Data for the task section start

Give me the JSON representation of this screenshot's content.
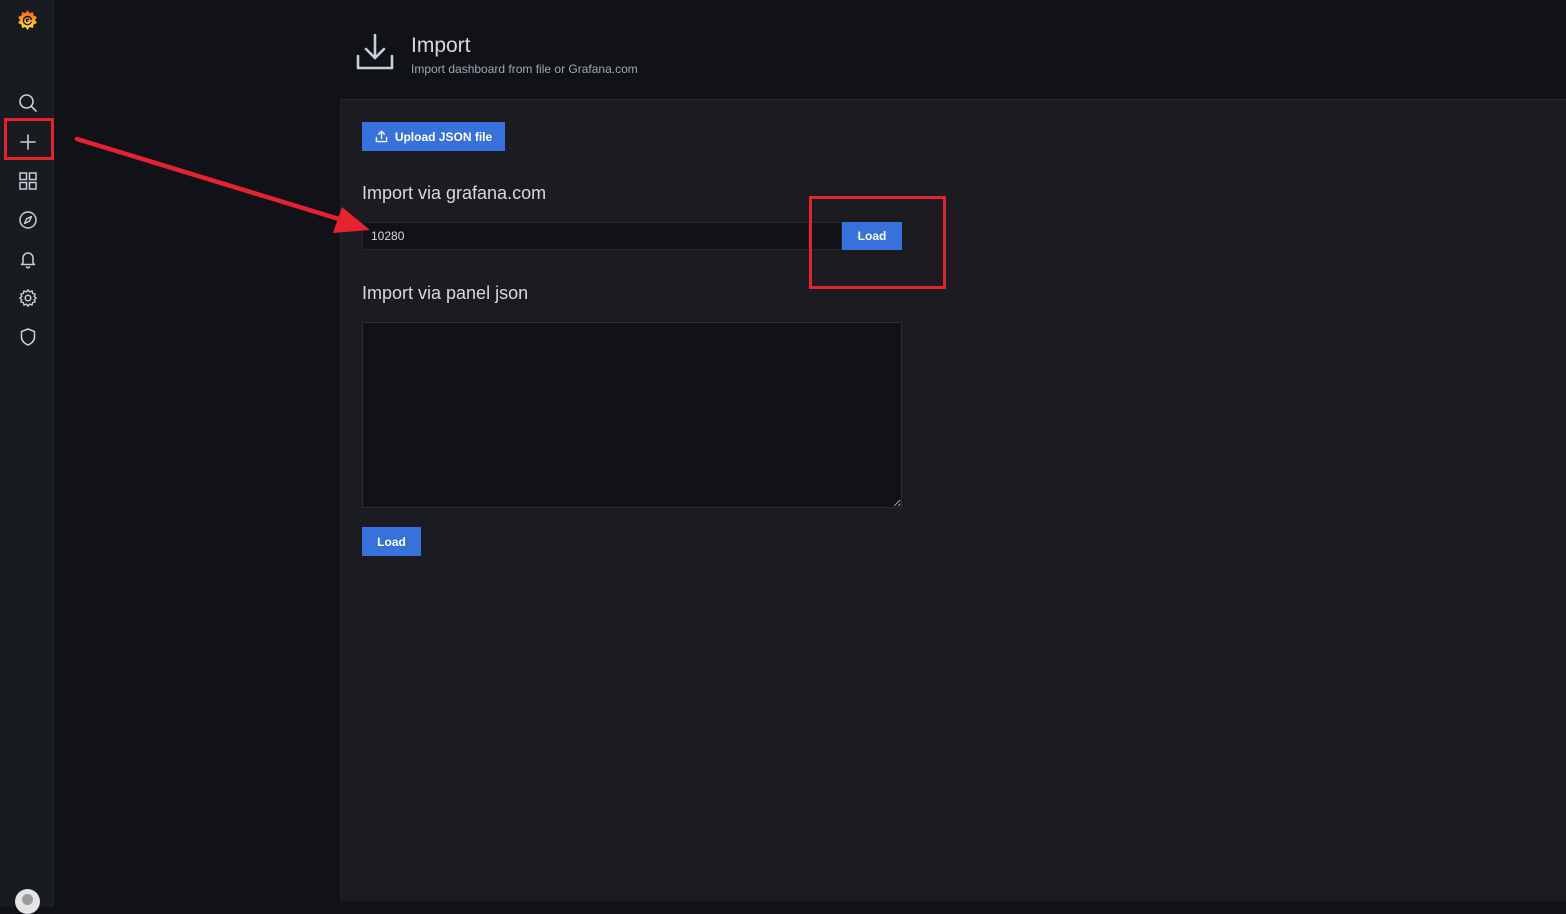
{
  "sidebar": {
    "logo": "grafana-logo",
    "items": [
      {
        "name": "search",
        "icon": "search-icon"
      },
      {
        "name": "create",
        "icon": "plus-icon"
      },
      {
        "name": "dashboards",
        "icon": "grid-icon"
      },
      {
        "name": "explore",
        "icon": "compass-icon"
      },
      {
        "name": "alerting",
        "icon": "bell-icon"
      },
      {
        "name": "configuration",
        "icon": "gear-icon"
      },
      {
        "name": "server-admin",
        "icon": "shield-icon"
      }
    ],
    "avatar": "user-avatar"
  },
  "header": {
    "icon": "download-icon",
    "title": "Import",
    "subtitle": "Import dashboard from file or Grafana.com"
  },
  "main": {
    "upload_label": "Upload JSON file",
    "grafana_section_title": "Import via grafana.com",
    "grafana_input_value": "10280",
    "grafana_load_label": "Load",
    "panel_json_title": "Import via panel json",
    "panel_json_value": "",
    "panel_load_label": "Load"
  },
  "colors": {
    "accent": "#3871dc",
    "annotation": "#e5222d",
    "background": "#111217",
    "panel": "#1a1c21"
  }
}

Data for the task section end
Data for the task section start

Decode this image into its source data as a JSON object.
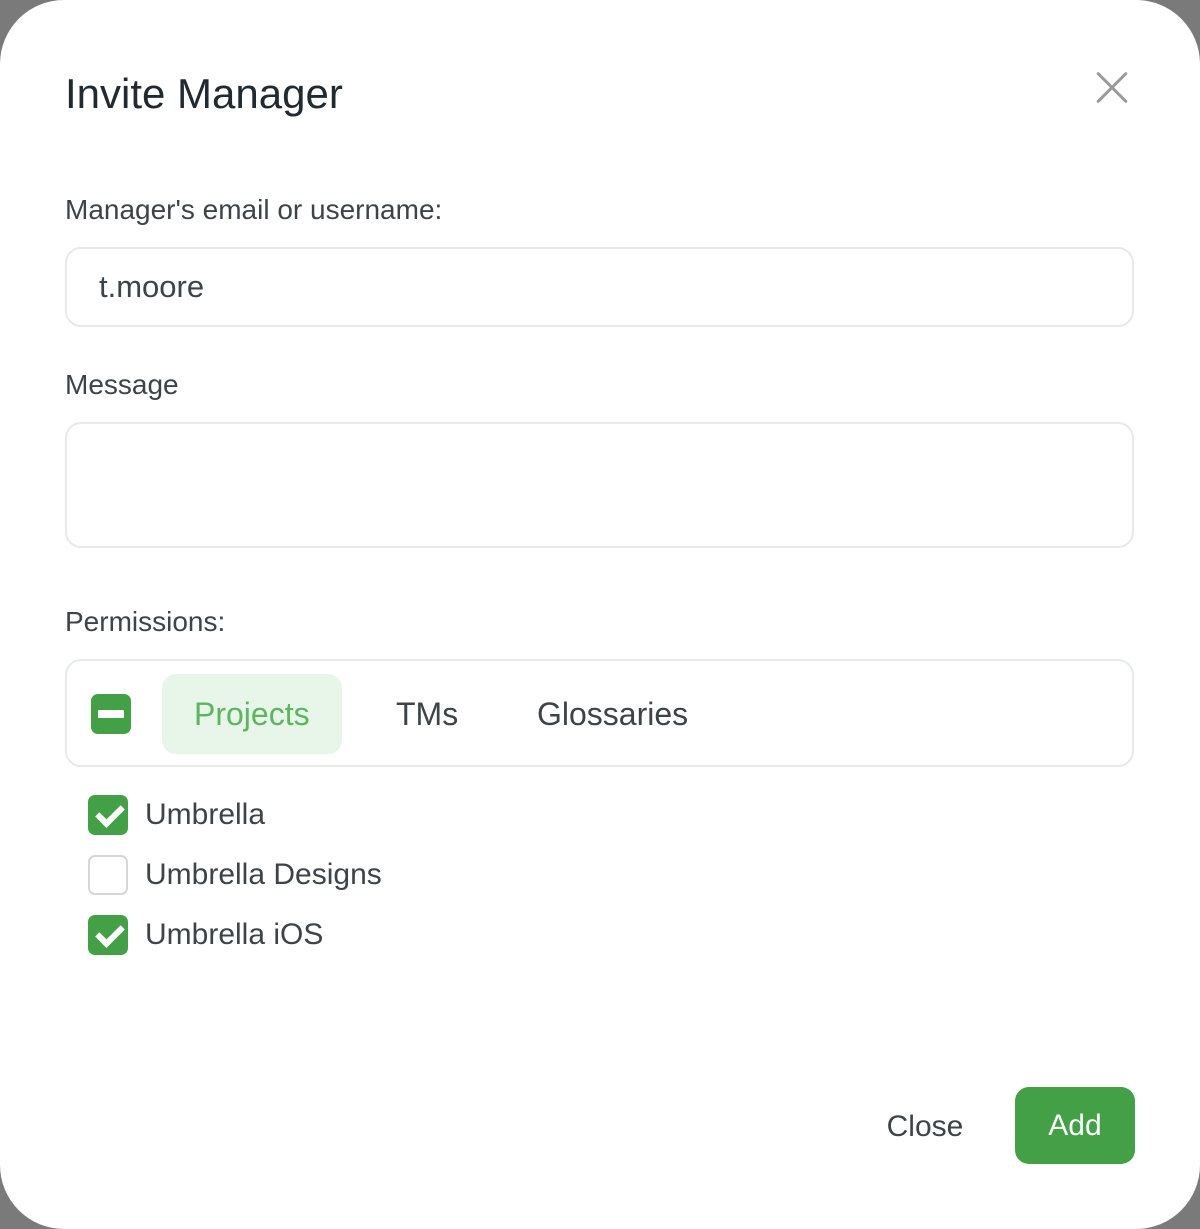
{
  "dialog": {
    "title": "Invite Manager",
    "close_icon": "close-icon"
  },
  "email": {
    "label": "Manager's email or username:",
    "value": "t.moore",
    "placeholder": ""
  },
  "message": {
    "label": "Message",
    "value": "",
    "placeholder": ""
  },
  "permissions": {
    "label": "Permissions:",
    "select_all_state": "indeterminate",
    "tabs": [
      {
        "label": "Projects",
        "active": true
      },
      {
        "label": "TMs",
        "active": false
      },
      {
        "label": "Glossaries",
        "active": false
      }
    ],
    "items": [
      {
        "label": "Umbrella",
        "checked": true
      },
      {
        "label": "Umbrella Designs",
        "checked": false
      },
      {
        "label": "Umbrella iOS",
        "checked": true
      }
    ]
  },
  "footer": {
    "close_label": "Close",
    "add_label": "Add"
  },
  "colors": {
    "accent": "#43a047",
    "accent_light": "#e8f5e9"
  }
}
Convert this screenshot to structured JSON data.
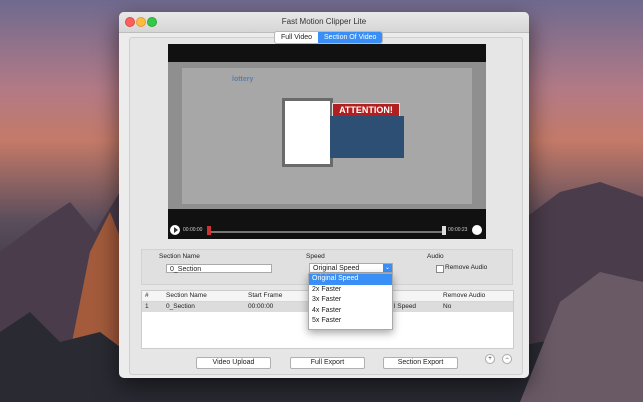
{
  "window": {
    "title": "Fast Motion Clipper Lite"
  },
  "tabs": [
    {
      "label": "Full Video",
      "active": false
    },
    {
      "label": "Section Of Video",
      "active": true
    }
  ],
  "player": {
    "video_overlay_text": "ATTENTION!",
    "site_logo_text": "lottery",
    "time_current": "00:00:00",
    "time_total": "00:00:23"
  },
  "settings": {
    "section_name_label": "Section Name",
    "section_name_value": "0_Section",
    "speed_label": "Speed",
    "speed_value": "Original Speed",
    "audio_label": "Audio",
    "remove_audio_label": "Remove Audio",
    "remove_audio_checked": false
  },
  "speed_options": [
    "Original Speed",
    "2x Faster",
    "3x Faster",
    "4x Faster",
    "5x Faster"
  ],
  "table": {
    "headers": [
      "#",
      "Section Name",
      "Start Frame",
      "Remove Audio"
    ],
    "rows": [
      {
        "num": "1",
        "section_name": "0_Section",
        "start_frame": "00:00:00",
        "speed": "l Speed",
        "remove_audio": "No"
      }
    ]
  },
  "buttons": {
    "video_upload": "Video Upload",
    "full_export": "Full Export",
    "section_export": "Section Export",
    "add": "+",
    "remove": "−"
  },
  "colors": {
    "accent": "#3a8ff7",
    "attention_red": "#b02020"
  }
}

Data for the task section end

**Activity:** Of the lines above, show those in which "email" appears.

**Result of the exercise:**
  "email": {
    "label": "Manager's email or username:",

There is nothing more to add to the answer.